#### EXERCISE GOAL:
What is needed is an exact copy of all the records, written out in full.

#### DATASET RECORDS:

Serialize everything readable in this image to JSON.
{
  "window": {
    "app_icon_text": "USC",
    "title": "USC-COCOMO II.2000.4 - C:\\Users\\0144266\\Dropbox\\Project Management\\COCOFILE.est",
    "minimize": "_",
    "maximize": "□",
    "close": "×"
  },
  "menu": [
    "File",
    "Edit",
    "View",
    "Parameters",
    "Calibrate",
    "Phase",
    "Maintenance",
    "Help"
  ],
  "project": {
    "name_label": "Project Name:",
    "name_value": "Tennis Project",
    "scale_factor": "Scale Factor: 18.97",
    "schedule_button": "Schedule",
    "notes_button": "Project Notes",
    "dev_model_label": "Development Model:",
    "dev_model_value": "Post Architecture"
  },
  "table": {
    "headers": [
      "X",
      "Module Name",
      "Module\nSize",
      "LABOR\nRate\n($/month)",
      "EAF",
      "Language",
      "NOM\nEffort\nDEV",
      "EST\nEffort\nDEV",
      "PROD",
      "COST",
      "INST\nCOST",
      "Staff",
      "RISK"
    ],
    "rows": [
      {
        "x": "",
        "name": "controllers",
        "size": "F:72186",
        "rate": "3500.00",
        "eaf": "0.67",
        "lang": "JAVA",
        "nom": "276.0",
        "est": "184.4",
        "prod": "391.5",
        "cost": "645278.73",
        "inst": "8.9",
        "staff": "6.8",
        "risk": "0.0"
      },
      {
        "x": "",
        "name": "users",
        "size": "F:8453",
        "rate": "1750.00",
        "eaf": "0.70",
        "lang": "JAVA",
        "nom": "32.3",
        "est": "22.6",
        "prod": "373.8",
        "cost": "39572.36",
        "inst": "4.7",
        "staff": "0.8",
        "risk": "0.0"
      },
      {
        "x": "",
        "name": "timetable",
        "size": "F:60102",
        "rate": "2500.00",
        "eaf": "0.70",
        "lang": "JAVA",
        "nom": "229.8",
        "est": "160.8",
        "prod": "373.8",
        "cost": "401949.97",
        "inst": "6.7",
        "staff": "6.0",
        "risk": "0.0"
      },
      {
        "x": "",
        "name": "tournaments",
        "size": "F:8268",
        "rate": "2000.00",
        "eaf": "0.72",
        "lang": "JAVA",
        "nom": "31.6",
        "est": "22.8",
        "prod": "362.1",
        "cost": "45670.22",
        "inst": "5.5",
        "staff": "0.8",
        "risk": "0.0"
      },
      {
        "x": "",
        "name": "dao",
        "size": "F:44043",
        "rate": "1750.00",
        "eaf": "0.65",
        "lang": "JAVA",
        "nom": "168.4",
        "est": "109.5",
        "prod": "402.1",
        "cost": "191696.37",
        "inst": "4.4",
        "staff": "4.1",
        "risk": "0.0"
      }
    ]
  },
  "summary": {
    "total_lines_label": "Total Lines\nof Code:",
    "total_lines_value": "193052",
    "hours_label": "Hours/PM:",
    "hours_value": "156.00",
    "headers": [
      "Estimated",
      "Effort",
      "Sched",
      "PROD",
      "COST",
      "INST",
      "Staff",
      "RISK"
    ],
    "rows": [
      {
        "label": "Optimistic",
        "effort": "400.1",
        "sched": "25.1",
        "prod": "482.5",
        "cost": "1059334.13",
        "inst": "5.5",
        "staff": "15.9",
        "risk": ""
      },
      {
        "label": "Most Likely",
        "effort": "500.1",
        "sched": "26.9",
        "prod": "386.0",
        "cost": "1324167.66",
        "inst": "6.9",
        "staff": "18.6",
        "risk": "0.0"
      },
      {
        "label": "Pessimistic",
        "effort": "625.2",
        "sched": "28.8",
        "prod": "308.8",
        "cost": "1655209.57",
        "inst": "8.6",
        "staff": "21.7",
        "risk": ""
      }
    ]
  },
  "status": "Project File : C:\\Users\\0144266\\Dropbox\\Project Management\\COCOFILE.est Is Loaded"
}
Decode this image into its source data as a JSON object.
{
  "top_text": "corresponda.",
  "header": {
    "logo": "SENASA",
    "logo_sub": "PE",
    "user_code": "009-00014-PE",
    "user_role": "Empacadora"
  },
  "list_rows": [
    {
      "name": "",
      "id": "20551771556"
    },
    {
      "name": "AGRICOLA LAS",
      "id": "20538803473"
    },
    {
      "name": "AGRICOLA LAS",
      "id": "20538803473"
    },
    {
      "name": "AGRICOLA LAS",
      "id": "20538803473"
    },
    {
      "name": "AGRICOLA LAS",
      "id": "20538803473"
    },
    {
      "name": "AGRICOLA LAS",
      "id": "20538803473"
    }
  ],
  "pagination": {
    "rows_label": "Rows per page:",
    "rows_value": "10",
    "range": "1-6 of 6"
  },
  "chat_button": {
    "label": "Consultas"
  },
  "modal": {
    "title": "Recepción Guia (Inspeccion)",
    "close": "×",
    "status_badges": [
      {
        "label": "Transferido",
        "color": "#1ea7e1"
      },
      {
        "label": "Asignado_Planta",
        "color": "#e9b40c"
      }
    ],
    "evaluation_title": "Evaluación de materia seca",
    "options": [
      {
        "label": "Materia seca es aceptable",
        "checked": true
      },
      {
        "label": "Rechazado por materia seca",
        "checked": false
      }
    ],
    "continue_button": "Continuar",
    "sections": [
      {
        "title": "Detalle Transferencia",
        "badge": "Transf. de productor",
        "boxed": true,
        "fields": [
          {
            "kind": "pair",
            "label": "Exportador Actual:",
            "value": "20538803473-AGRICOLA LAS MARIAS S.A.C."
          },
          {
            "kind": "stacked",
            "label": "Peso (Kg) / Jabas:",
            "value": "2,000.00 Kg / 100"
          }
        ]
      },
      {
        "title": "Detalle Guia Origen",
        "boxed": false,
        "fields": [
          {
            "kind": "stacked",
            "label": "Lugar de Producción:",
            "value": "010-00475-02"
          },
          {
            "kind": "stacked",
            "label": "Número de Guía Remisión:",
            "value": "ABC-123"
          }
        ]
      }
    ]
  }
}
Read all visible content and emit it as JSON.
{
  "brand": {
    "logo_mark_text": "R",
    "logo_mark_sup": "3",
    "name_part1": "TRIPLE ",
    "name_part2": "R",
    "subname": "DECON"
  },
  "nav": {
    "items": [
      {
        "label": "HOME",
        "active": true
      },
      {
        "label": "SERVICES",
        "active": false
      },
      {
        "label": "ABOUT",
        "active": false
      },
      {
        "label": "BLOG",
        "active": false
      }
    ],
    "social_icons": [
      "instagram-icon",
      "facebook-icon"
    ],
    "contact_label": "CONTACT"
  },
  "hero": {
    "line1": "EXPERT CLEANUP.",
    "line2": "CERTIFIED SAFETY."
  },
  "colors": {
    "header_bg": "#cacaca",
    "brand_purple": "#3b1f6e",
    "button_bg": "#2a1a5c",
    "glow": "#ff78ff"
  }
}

#### REPLY TO THE EXERCISE:
Serialize everything readable in this image to JSON.
{
  "window": {
    "app_icon_text": "USC",
    "title": "USC-COCOMO II.2000.4 - C:\\Users\\0144266\\Dropbox\\Project Management\\COCOFILE.est",
    "minimize": "_",
    "maximize": "□",
    "close": "×"
  },
  "menu": [
    "File",
    "Edit",
    "View",
    "Parameters",
    "Calibrate",
    "Phase",
    "Maintenance",
    "Help"
  ],
  "project": {
    "name_label": "Project Name:",
    "name_value": "Tennis Project",
    "scale_factor": "Scale Factor: 18.97",
    "schedule_button": "Schedule",
    "notes_button": "Project Notes",
    "dev_model_label": "Development Model:",
    "dev_model_value": "Post Architecture"
  },
  "table": {
    "headers": [
      "X",
      "Module Name",
      "Module\nSize",
      "LABOR\nRate\n($/month)",
      "EAF",
      "Language",
      "NOM\nEffort\nDEV",
      "EST\nEffort\nDEV",
      "PROD",
      "COST",
      "INST\nCOST",
      "Staff",
      "RISK"
    ],
    "rows": [
      {
        "x": "",
        "name": "controllers",
        "size": "F:72186",
        "rate": "3500.00",
        "eaf": "0.67",
        "lang": "JAVA",
        "nom": "276.0",
        "est": "184.4",
        "prod": "391.5",
        "cost": "645278.73",
        "inst": "8.9",
        "staff": "6.8",
        "risk": "0.0"
      },
      {
        "x": "",
        "name": "users",
        "size": "F:8453",
        "rate": "1750.00",
        "eaf": "0.70",
        "lang": "JAVA",
        "nom": "32.3",
        "est": "22.6",
        "prod": "373.8",
        "cost": "39572.36",
        "inst": "4.7",
        "staff": "0.8",
        "risk": "0.0"
      },
      {
        "x": "",
        "name": "timetable",
        "size": "F:60102",
        "rate": "2500.00",
        "eaf": "0.70",
        "lang": "JAVA",
        "nom": "229.8",
        "est": "160.8",
        "prod": "373.8",
        "cost": "401949.97",
        "inst": "6.7",
        "staff": "6.0",
        "risk": "0.0"
      },
      {
        "x": "",
        "name": "tournaments",
        "size": "F:8268",
        "rate": "2000.00",
        "eaf": "0.72",
        "lang": "JAVA",
        "nom": "31.6",
        "est": "22.8",
        "prod": "362.1",
        "cost": "45670.22",
        "inst": "5.5",
        "staff": "0.8",
        "risk": "0.0"
      },
      {
        "x": "",
        "name": "dao",
        "size": "F:44043",
        "rate": "1750.00",
        "eaf": "0.65",
        "lang": "JAVA",
        "nom": "168.4",
        "est": "109.5",
        "prod": "402.1",
        "cost": "191696.37",
        "inst": "4.4",
        "staff": "4.1",
        "risk": "0.0"
      }
    ]
  },
  "summary": {
    "total_lines_label": "Total Lines\nof Code:",
    "total_lines_value": "193052",
    "hours_label": "Hours/PM:",
    "hours_value": "156.00",
    "headers": [
      "Estimated",
      "Effort",
      "Sched",
      "PROD",
      "COST",
      "INST",
      "Staff",
      "RISK"
    ],
    "rows": [
      {
        "label": "Optimistic",
        "effort": "400.1",
        "sched": "25.1",
        "prod": "482.5",
        "cost": "1059334.13",
        "inst": "5.5",
        "staff": "15.9",
        "risk": ""
      },
      {
        "label": "Most Likely",
        "effort": "500.1",
        "sched": "26.9",
        "prod": "386.0",
        "cost": "1324167.66",
        "inst": "6.9",
        "staff": "18.6",
        "risk": "0.0"
      },
      {
        "label": "Pessimistic",
        "effort": "625.2",
        "sched": "28.8",
        "prod": "308.8",
        "cost": "1655209.57",
        "inst": "8.6",
        "staff": "21.7",
        "risk": ""
      }
    ]
  },
  "status": "Project File : C:\\Users\\0144266\\Dropbox\\Project Management\\COCOFILE.est Is Loaded"
}
Decode this image into its source data as a JSON object.
{
  "top_text": "corresponda.",
  "header": {
    "logo": "SENASA",
    "logo_sub": "PE",
    "user_code": "009-00014-PE",
    "user_role": "Empacadora"
  },
  "list_rows": [
    {
      "name": "",
      "id": "20551771556"
    },
    {
      "name": "AGRICOLA LAS",
      "id": "20538803473"
    },
    {
      "name": "AGRICOLA LAS",
      "id": "20538803473"
    },
    {
      "name": "AGRICOLA LAS",
      "id": "20538803473"
    },
    {
      "name": "AGRICOLA LAS",
      "id": "20538803473"
    },
    {
      "name": "AGRICOLA LAS",
      "id": "20538803473"
    }
  ],
  "pagination": {
    "rows_label": "Rows per page:",
    "rows_value": "10",
    "range": "1-6 of 6"
  },
  "chat_button": {
    "label": "Consultas"
  },
  "modal": {
    "title": "Recepción Guia (Inspeccion)",
    "close": "×",
    "status_badges": [
      {
        "label": "Transferido",
        "color": "#1ea7e1"
      },
      {
        "label": "Asignado_Planta",
        "color": "#e9b40c"
      }
    ],
    "evaluation_title": "Evaluación de materia seca",
    "options": [
      {
        "label": "Materia seca es aceptable",
        "checked": true
      },
      {
        "label": "Rechazado por materia seca",
        "checked": false
      }
    ],
    "continue_button": "Continuar",
    "sections": [
      {
        "title": "Detalle Transferencia",
        "badge": "Transf. de productor",
        "boxed": true,
        "fields": [
          {
            "kind": "pair",
            "label": "Exportador Actual:",
            "value": "20538803473-AGRICOLA LAS MARIAS S.A.C."
          },
          {
            "kind": "stacked",
            "label": "Peso (Kg) / Jabas:",
            "value": "2,000.00 Kg / 100"
          }
        ]
      },
      {
        "title": "Detalle Guia Origen",
        "boxed": false,
        "fields": [
          {
            "kind": "stacked",
            "label": "Lugar de Producción:",
            "value": "010-00475-02"
          },
          {
            "kind": "stacked",
            "label": "Número de Guía Remisión:",
            "value": "ABC-123"
          }
        ]
      }
    ]
  }
}
Read all visible content and emit it as JSON.
{
  "brand": {
    "logo_mark_text": "R",
    "logo_mark_sup": "3",
    "name_part1": "TRIPLE ",
    "name_part2": "R",
    "subname": "DECON"
  },
  "nav": {
    "items": [
      {
        "label": "HOME",
        "active": true
      },
      {
        "label": "SERVICES",
        "active": false
      },
      {
        "label": "ABOUT",
        "active": false
      },
      {
        "label": "BLOG",
        "active": false
      }
    ],
    "social_icons": [
      "instagram-icon",
      "facebook-icon"
    ],
    "contact_label": "CONTACT"
  },
  "hero": {
    "line1": "EXPERT CLEANUP.",
    "line2": "CERTIFIED SAFETY."
  },
  "colors": {
    "header_bg": "#cacaca",
    "brand_purple": "#3b1f6e",
    "button_bg": "#2a1a5c",
    "glow": "#ff78ff"
  }
}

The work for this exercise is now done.